*** Begin section ***
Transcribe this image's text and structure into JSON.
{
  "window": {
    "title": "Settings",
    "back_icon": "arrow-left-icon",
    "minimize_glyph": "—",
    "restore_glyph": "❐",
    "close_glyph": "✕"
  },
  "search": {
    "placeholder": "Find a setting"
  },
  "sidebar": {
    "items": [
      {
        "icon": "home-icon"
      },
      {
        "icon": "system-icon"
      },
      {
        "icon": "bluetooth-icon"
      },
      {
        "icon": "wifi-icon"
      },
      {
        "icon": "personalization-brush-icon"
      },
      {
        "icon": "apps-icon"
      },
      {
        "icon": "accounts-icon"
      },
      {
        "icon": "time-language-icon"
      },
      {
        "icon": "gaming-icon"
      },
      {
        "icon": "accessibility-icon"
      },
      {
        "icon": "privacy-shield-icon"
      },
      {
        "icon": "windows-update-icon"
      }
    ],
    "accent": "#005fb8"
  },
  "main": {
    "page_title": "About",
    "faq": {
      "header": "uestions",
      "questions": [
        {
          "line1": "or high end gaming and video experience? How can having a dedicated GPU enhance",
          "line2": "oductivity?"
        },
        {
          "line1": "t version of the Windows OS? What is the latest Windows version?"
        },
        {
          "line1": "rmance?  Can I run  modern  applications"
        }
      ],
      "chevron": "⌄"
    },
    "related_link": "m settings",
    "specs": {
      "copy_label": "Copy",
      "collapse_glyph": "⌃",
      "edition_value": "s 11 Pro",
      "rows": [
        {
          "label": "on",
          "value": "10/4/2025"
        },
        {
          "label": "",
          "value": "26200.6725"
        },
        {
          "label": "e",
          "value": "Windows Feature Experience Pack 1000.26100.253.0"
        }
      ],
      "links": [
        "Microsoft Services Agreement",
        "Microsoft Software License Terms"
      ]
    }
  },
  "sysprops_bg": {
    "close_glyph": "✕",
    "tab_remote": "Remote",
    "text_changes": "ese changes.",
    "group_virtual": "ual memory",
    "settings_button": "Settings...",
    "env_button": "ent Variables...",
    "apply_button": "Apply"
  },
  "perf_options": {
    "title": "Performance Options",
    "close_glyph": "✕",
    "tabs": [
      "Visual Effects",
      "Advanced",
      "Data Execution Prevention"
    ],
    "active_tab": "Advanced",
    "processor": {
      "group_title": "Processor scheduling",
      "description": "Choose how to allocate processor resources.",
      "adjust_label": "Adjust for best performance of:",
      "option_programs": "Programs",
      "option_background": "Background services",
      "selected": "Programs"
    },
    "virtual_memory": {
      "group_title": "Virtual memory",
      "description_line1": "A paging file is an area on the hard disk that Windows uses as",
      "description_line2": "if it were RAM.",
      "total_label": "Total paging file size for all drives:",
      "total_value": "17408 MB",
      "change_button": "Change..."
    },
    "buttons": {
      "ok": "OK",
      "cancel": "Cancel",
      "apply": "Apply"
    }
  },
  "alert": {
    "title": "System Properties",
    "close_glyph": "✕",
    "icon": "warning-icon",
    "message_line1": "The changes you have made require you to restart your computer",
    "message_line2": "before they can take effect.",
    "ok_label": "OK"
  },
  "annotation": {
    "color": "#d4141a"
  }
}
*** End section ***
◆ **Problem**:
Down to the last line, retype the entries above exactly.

◆ **Solved exercise**:
Transcribe this image's text and structure into JSON.
{
  "window": {
    "title": "Settings",
    "back_icon": "arrow-left-icon",
    "minimize_glyph": "—",
    "restore_glyph": "❐",
    "close_glyph": "✕"
  },
  "search": {
    "placeholder": "Find a setting"
  },
  "sidebar": {
    "items": [
      {
        "icon": "home-icon"
      },
      {
        "icon": "system-icon"
      },
      {
        "icon": "bluetooth-icon"
      },
      {
        "icon": "wifi-icon"
      },
      {
        "icon": "personalization-brush-icon"
      },
      {
        "icon": "apps-icon"
      },
      {
        "icon": "accounts-icon"
      },
      {
        "icon": "time-language-icon"
      },
      {
        "icon": "gaming-icon"
      },
      {
        "icon": "accessibility-icon"
      },
      {
        "icon": "privacy-shield-icon"
      },
      {
        "icon": "windows-update-icon"
      }
    ],
    "accent": "#005fb8"
  },
  "main": {
    "page_title": "About",
    "faq": {
      "header": "uestions",
      "questions": [
        {
          "line1": "or high end gaming and video experience? How can having a dedicated GPU enhance",
          "line2": "oductivity?"
        },
        {
          "line1": "t version of the Windows OS? What is the latest Windows version?"
        },
        {
          "line1": "rmance?  Can I run  modern  applications"
        }
      ],
      "chevron": "⌄"
    },
    "related_link": "m settings",
    "specs": {
      "copy_label": "Copy",
      "collapse_glyph": "⌃",
      "edition_value": "s 11 Pro",
      "rows": [
        {
          "label": "on",
          "value": "10/4/2025"
        },
        {
          "label": "",
          "value": "26200.6725"
        },
        {
          "label": "e",
          "value": "Windows Feature Experience Pack 1000.26100.253.0"
        }
      ],
      "links": [
        "Microsoft Services Agreement",
        "Microsoft Software License Terms"
      ]
    }
  },
  "sysprops_bg": {
    "close_glyph": "✕",
    "tab_remote": "Remote",
    "text_changes": "ese changes.",
    "group_virtual": "ual memory",
    "settings_button": "Settings...",
    "env_button": "ent Variables...",
    "apply_button": "Apply"
  },
  "perf_options": {
    "title": "Performance Options",
    "close_glyph": "✕",
    "tabs": [
      "Visual Effects",
      "Advanced",
      "Data Execution Prevention"
    ],
    "active_tab": "Advanced",
    "processor": {
      "group_title": "Processor scheduling",
      "description": "Choose how to allocate processor resources.",
      "adjust_label": "Adjust for best performance of:",
      "option_programs": "Programs",
      "option_background": "Background services",
      "selected": "Programs"
    },
    "virtual_memory": {
      "group_title": "Virtual memory",
      "description_line1": "A paging file is an area on the hard disk that Windows uses as",
      "description_line2": "if it were RAM.",
      "total_label": "Total paging file size for all drives:",
      "total_value": "17408 MB",
      "change_button": "Change..."
    },
    "buttons": {
      "ok": "OK",
      "cancel": "Cancel",
      "apply": "Apply"
    }
  },
  "alert": {
    "title": "System Properties",
    "close_glyph": "✕",
    "icon": "warning-icon",
    "message_line1": "The changes you have made require you to restart your computer",
    "message_line2": "before they can take effect.",
    "ok_label": "OK"
  },
  "annotation": {
    "color": "#d4141a"
  }
}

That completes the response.